# Code alignment on x86

Tags: Lisp, Blog

2009-03-09 -- There has always been a lot of wiggling of SBCL boinkmarks results. It's easy to chalk this up to system load, but the same can be observed running the cl-bench benchmarks under more ideal circumstances. Part of the reason is the insufficient number of iterations of some tests: measurement accuracy is really bad when the run time is below 0.2s and it is abysmal when there is other activity on the system which is easy to tell even in retrospect by comparing the real and user time columns.

But that's not the end of the story, take for instance FPRINT/PRETTY: it takes more than two seconds but often experiences changes up to 7% caused by seemingly unrelated changes. People have fingered alignment as a likely cause.

Recently this issue has become more pressing as I've been trying to reduce the overhead of x86's pseudo atomic. Unfortunately, the effect is smallish which makes measurement difficult so I tried aligning loops on 16 byte boundaries. This being on x86, that meant aligning code similarly first (it's 8 byte aligned currently).

The change itself (from the allocate-code-object branch of my git tree) is rather trivial, the effects are not. It turns out that depending on the microarchitecture some x86 CPUs like alignment, while the rest should really not care much. In practice, other factors come into play at which we can only guess. It certainly seems that the Core Duo (and likely the Pentium M) is so deeply unnerved by a jump instruction near the end of a 16 byte block that it cannot execute the loop at its normal speed.

This led to an experiment where the compiler was modified to pad innermost loops with a few preceding NOPs so that their ends either stay at least 3 bytes from the end of the block or spill over it by at least one byte. However, on a quick and dirty implementation of the above there is no discernible improvement. It may be that in practice even the tightest loops are already longer than 16 bytes ...

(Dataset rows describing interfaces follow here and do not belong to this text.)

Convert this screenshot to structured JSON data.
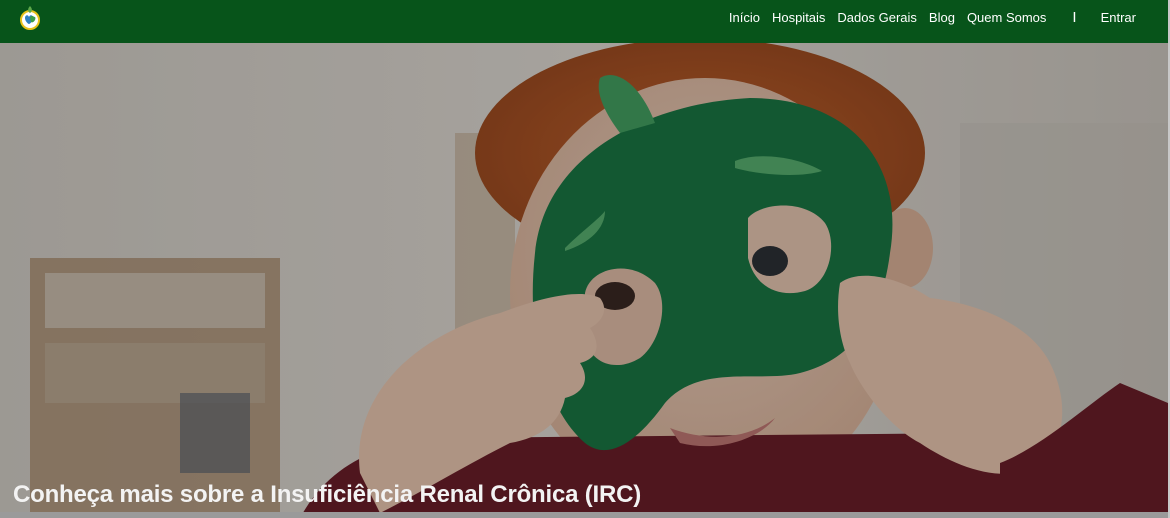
{
  "nav": {
    "logo_icon": "kidney-logo-icon",
    "links": [
      "Início",
      "Hospitais",
      "Dados Gerais",
      "Blog",
      "Quem Somos"
    ],
    "separator": "I",
    "login": "Entrar"
  },
  "hero": {
    "image": "child-green-felt-mask-photo",
    "title": "Conheça mais sobre a Insuficiência Renal Crônica (IRC) e as formas de diálise"
  },
  "colors": {
    "navbar": "#07541a",
    "mask": "#1a7a45",
    "text": "#ffffff"
  }
}
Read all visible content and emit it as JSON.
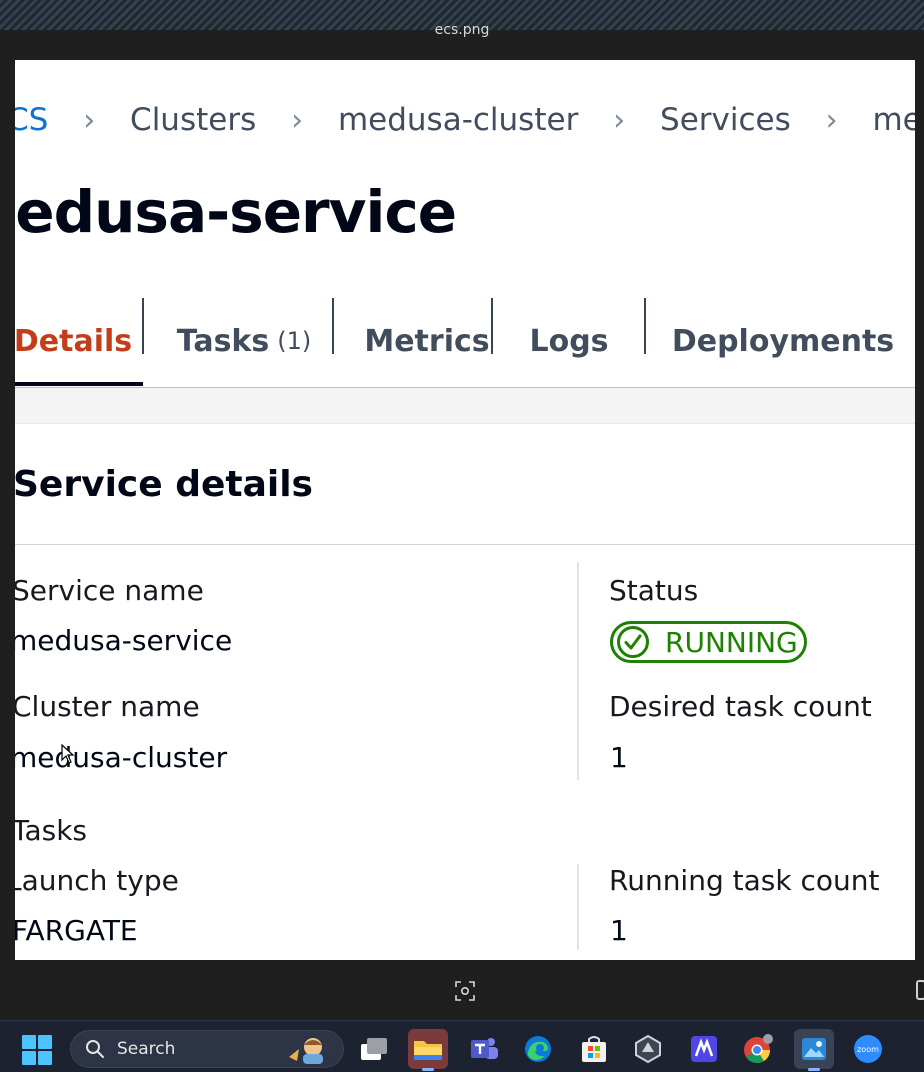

For now, here are the cl-bench results from a 32 bit binary on an Opteron, a PIII, a P4, a Core Duo system.

There may be a slight improvement but its magnitude is pretty small compared to the noise. I'm declaring the evidence inconclusive and let the commit stay out of the official SBCL tree.